Work order> Below are records to return verbatim; the pictures are to be dropped.

-------- Material supplied --------

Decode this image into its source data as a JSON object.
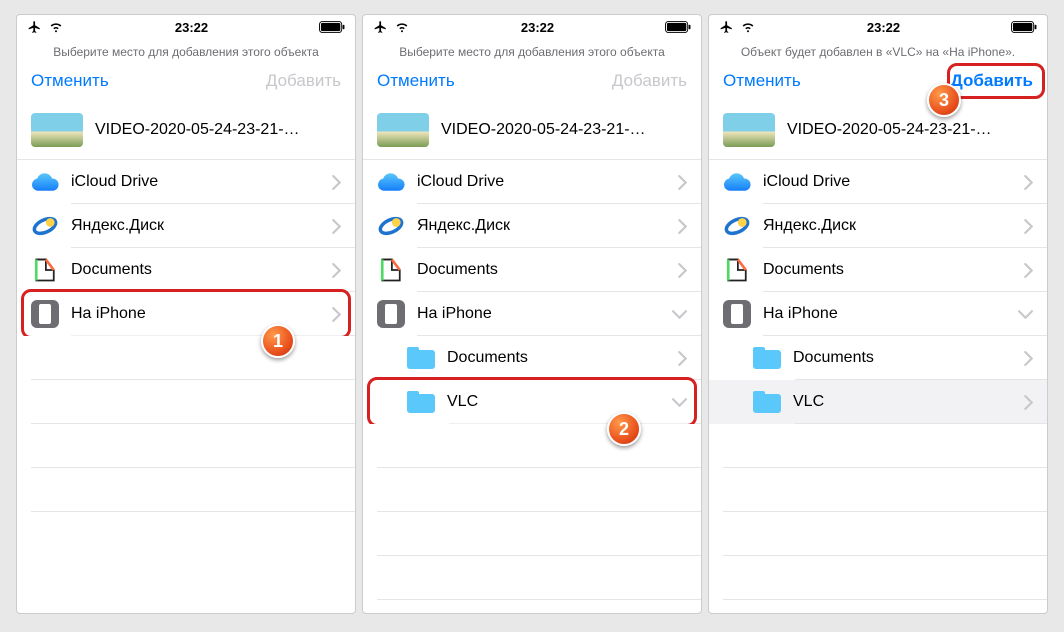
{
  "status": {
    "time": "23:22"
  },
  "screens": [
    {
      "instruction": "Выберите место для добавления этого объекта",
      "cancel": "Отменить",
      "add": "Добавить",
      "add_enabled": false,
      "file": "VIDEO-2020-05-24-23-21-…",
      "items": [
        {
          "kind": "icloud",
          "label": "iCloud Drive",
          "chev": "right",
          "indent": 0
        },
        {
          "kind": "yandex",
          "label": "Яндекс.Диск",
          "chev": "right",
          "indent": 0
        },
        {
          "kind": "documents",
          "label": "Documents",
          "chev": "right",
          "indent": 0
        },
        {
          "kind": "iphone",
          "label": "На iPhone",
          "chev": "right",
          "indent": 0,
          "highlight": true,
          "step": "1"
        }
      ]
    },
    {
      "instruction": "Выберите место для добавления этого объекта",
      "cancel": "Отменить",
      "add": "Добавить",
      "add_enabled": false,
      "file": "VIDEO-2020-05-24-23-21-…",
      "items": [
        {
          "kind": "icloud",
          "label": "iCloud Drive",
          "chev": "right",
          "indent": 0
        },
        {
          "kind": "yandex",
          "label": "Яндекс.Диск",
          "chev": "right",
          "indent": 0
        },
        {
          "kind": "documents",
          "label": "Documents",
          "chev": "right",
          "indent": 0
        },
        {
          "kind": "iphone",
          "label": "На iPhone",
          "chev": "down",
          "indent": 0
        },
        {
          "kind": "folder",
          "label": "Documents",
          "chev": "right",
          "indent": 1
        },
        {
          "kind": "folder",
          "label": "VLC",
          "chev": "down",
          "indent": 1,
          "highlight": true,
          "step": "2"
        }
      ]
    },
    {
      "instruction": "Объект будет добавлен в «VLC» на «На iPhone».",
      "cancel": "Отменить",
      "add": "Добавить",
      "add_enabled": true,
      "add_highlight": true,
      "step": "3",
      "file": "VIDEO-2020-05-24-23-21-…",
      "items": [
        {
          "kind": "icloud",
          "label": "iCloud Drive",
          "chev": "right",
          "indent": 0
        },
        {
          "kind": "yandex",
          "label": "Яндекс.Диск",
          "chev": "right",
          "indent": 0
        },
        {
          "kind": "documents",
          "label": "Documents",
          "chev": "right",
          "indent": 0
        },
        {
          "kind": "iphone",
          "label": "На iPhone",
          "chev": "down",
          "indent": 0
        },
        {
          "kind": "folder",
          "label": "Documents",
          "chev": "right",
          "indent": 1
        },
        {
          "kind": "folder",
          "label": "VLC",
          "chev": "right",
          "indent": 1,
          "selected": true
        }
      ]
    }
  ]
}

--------

Written answer>
Decode this image into its source data as a JSON object.
{
  "status": {
    "time": "23:22"
  },
  "screens": [
    {
      "instruction": "Выберите место для добавления этого объекта",
      "cancel": "Отменить",
      "add": "Добавить",
      "add_enabled": false,
      "file": "VIDEO-2020-05-24-23-21-…",
      "items": [
        {
          "kind": "icloud",
          "label": "iCloud Drive",
          "chev": "right",
          "indent": 0
        },
        {
          "kind": "yandex",
          "label": "Яндекс.Диск",
          "chev": "right",
          "indent": 0
        },
        {
          "kind": "documents",
          "label": "Documents",
          "chev": "right",
          "indent": 0
        },
        {
          "kind": "iphone",
          "label": "На iPhone",
          "chev": "right",
          "indent": 0,
          "highlight": true,
          "step": "1"
        }
      ]
    },
    {
      "instruction": "Выберите место для добавления этого объекта",
      "cancel": "Отменить",
      "add": "Добавить",
      "add_enabled": false,
      "file": "VIDEO-2020-05-24-23-21-…",
      "items": [
        {
          "kind": "icloud",
          "label": "iCloud Drive",
          "chev": "right",
          "indent": 0
        },
        {
          "kind": "yandex",
          "label": "Яндекс.Диск",
          "chev": "right",
          "indent": 0
        },
        {
          "kind": "documents",
          "label": "Documents",
          "chev": "right",
          "indent": 0
        },
        {
          "kind": "iphone",
          "label": "На iPhone",
          "chev": "down",
          "indent": 0
        },
        {
          "kind": "folder",
          "label": "Documents",
          "chev": "right",
          "indent": 1
        },
        {
          "kind": "folder",
          "label": "VLC",
          "chev": "down",
          "indent": 1,
          "highlight": true,
          "step": "2"
        }
      ]
    },
    {
      "instruction": "Объект будет добавлен в «VLC» на «На iPhone».",
      "cancel": "Отменить",
      "add": "Добавить",
      "add_enabled": true,
      "add_highlight": true,
      "step": "3",
      "file": "VIDEO-2020-05-24-23-21-…",
      "items": [
        {
          "kind": "icloud",
          "label": "iCloud Drive",
          "chev": "right",
          "indent": 0
        },
        {
          "kind": "yandex",
          "label": "Яндекс.Диск",
          "chev": "right",
          "indent": 0
        },
        {
          "kind": "documents",
          "label": "Documents",
          "chev": "right",
          "indent": 0
        },
        {
          "kind": "iphone",
          "label": "На iPhone",
          "chev": "down",
          "indent": 0
        },
        {
          "kind": "folder",
          "label": "Documents",
          "chev": "right",
          "indent": 1
        },
        {
          "kind": "folder",
          "label": "VLC",
          "chev": "right",
          "indent": 1,
          "selected": true
        }
      ]
    }
  ]
}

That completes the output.